Examine each line of the data. Copy the line if it includes the word "selected".

Dataset records
———
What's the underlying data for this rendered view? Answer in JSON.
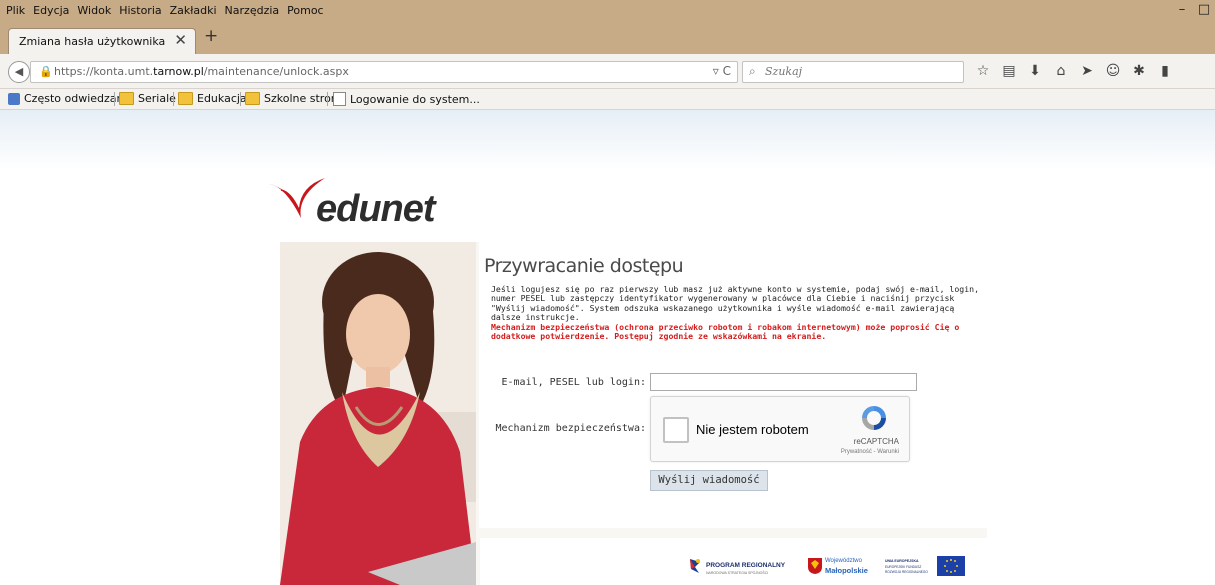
{
  "menu": {
    "items": [
      "Plik",
      "Edycja",
      "Widok",
      "Historia",
      "Zakładki",
      "Narzędzia",
      "Pomoc"
    ]
  },
  "window_controls": {
    "minimize": "–",
    "maximize": "□"
  },
  "tab": {
    "title": "Zmiana hasła użytkownika",
    "close": "✕",
    "new_tab": "+"
  },
  "url": {
    "prefix": "https://konta.umt.",
    "host": "tarnow.pl",
    "path": "/maintenance/unlock.aspx"
  },
  "search": {
    "placeholder": "Szukaj"
  },
  "bookmarks": [
    "Często odwiedzane",
    "Seriale",
    "Edukacja",
    "Szkolne strony",
    "Logowanie do system..."
  ],
  "logo": {
    "text": "edunet"
  },
  "form": {
    "title": "Przywracanie dostępu",
    "description": "Jeśli logujesz się po raz pierwszy lub masz już aktywne konto w systemie, podaj swój e-mail, login, numer PESEL lub zastępczy identyfikator wygenerowany w placówce dla Ciebie i naciśnij przycisk \"Wyślij wiadomość\". System odszuka wskazanego użytkownika i wyśle wiadomość e-mail zawierającą dalsze instrukcje.",
    "warning": "Mechanizm bezpieczeństwa (ochrona przeciwko robotom i robakom internetowym) może poprosić Cię o dodatkowe potwierdzenie. Postępuj zgodnie ze wskazówkami na ekranie.",
    "email_label": "E-mail, PESEL lub login:",
    "email_value": "",
    "security_label": "Mechanizm bezpieczeństwa:",
    "submit": "Wyślij wiadomość"
  },
  "captcha": {
    "label": "Nie jestem robotem",
    "brand": "reCAPTCHA",
    "links": "Prywatność - Warunki"
  },
  "footer": {
    "program": "PROGRAM REGIONALNY",
    "program_sub": "NARODOWA STRATEGIA SPÓJNOŚCI",
    "region_top": "Województwo",
    "region": "Małopolskie",
    "eu_line1": "UNIA EUROPEJSKA",
    "eu_line2": "EUROPEJSKI FUNDUSZ",
    "eu_line3": "ROZWOJU REGIONALNEGO"
  }
}
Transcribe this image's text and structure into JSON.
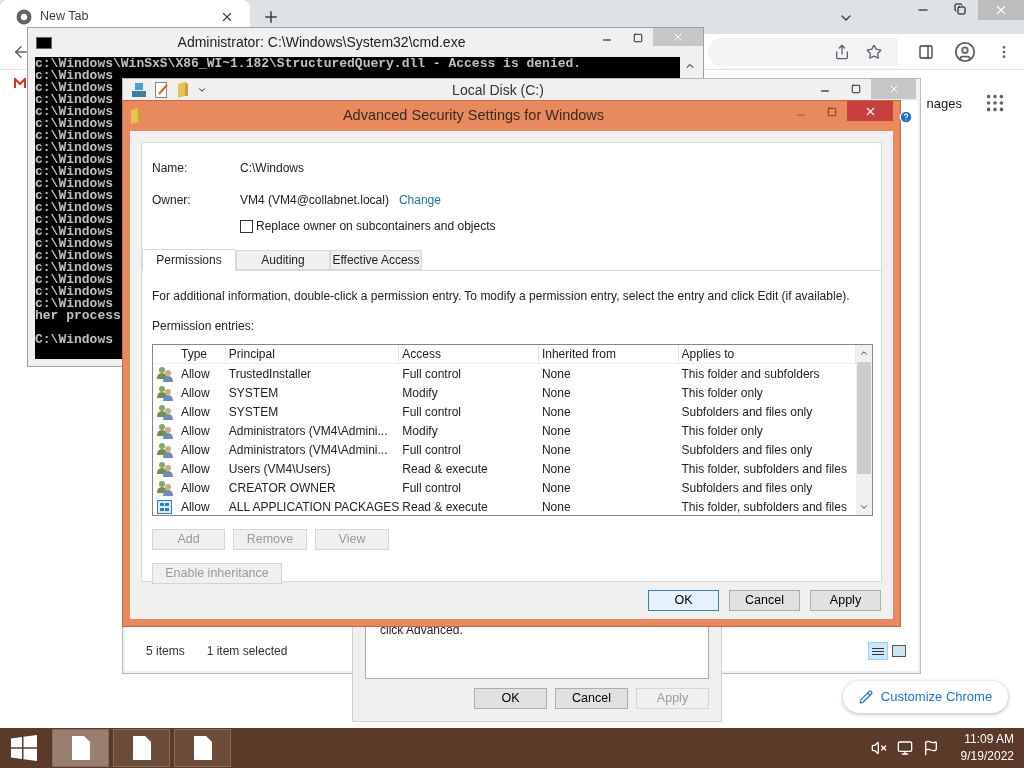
{
  "browser": {
    "tab_title": "New Tab",
    "page_text": "nages",
    "customize_button": "Customize Chrome"
  },
  "cmd_window": {
    "title": "Administrator: C:\\Windows\\System32\\cmd.exe",
    "lines": [
      "c:\\Windows\\WinSxS\\X86_WI~1.182\\StructuredQuery.dll - Access is denied.",
      "c:\\Windows",
      "c:\\Windows",
      "c:\\Windows",
      "c:\\Windows",
      "c:\\Windows",
      "c:\\Windows",
      "c:\\Windows",
      "c:\\Windows",
      "c:\\Windows",
      "c:\\Windows",
      "c:\\Windows",
      "c:\\Windows",
      "c:\\Windows",
      "c:\\Windows",
      "c:\\Windows",
      "c:\\Windows",
      "c:\\Windows",
      "c:\\Windows",
      "c:\\Windows",
      "c:\\Windows",
      "her process",
      "C:\\Windows"
    ]
  },
  "explorer_window": {
    "title": "Local Disk (C:)",
    "status_items": "5 items",
    "status_selected": "1 item selected"
  },
  "properties_dialog": {
    "text": "click Advanced.",
    "buttons": [
      {
        "label": "OK",
        "disabled": false
      },
      {
        "label": "Cancel",
        "disabled": false
      },
      {
        "label": "Apply",
        "disabled": true
      }
    ]
  },
  "security_dialog": {
    "title": "Advanced Security Settings for Windows",
    "name_label": "Name:",
    "name_value": "C:\\Windows",
    "owner_label": "Owner:",
    "owner_value": "VM4 (VM4@collabnet.local)",
    "change_link": "Change",
    "replace_owner": {
      "label": "Replace owner on subcontainers and objects",
      "checked": false
    },
    "tabs": [
      {
        "label": "Permissions",
        "selected": true
      },
      {
        "label": "Auditing",
        "selected": false
      },
      {
        "label": "Effective Access",
        "selected": false
      }
    ],
    "info": "For additional information, double-click a permission entry. To modify a permission entry, select the entry and click Edit (if available).",
    "entries_label": "Permission entries:",
    "table": {
      "columns": [
        "Type",
        "Principal",
        "Access",
        "Inherited from",
        "Applies to"
      ],
      "rows": [
        {
          "kind": "group",
          "cells": [
            "Allow",
            "TrustedInstaller",
            "Full control",
            "None",
            "This folder and subfolders"
          ]
        },
        {
          "kind": "group",
          "cells": [
            "Allow",
            "SYSTEM",
            "Modify",
            "None",
            "This folder only"
          ]
        },
        {
          "kind": "group",
          "cells": [
            "Allow",
            "SYSTEM",
            "Full control",
            "None",
            "Subfolders and files only"
          ]
        },
        {
          "kind": "group",
          "cells": [
            "Allow",
            "Administrators (VM4\\Admini...",
            "Modify",
            "None",
            "This folder only"
          ]
        },
        {
          "kind": "group",
          "cells": [
            "Allow",
            "Administrators (VM4\\Admini...",
            "Full control",
            "None",
            "Subfolders and files only"
          ]
        },
        {
          "kind": "group",
          "cells": [
            "Allow",
            "Users (VM4\\Users)",
            "Read & execute",
            "None",
            "This folder, subfolders and files"
          ]
        },
        {
          "kind": "group",
          "cells": [
            "Allow",
            "CREATOR OWNER",
            "Full control",
            "None",
            "Subfolders and files only"
          ]
        },
        {
          "kind": "package",
          "cells": [
            "Allow",
            "ALL APPLICATION PACKAGES",
            "Read & execute",
            "None",
            "This folder, subfolders and files"
          ]
        }
      ]
    },
    "entry_buttons": [
      {
        "label": "Add",
        "disabled": true
      },
      {
        "label": "Remove",
        "disabled": true
      },
      {
        "label": "View",
        "disabled": true
      }
    ],
    "inheritance_button": {
      "label": "Enable inheritance",
      "disabled": true
    },
    "buttons": [
      {
        "label": "OK",
        "disabled": false,
        "default": true
      },
      {
        "label": "Cancel",
        "disabled": false,
        "default": false
      },
      {
        "label": "Apply",
        "disabled": false,
        "default": false
      }
    ]
  },
  "taskbar": {
    "time": "11:09 AM",
    "date": "9/19/2022"
  }
}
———
→ OUTPUT BELOW
    "status_selected": "1 item selected"
        "selected": true
        "selected": false
        "selected": false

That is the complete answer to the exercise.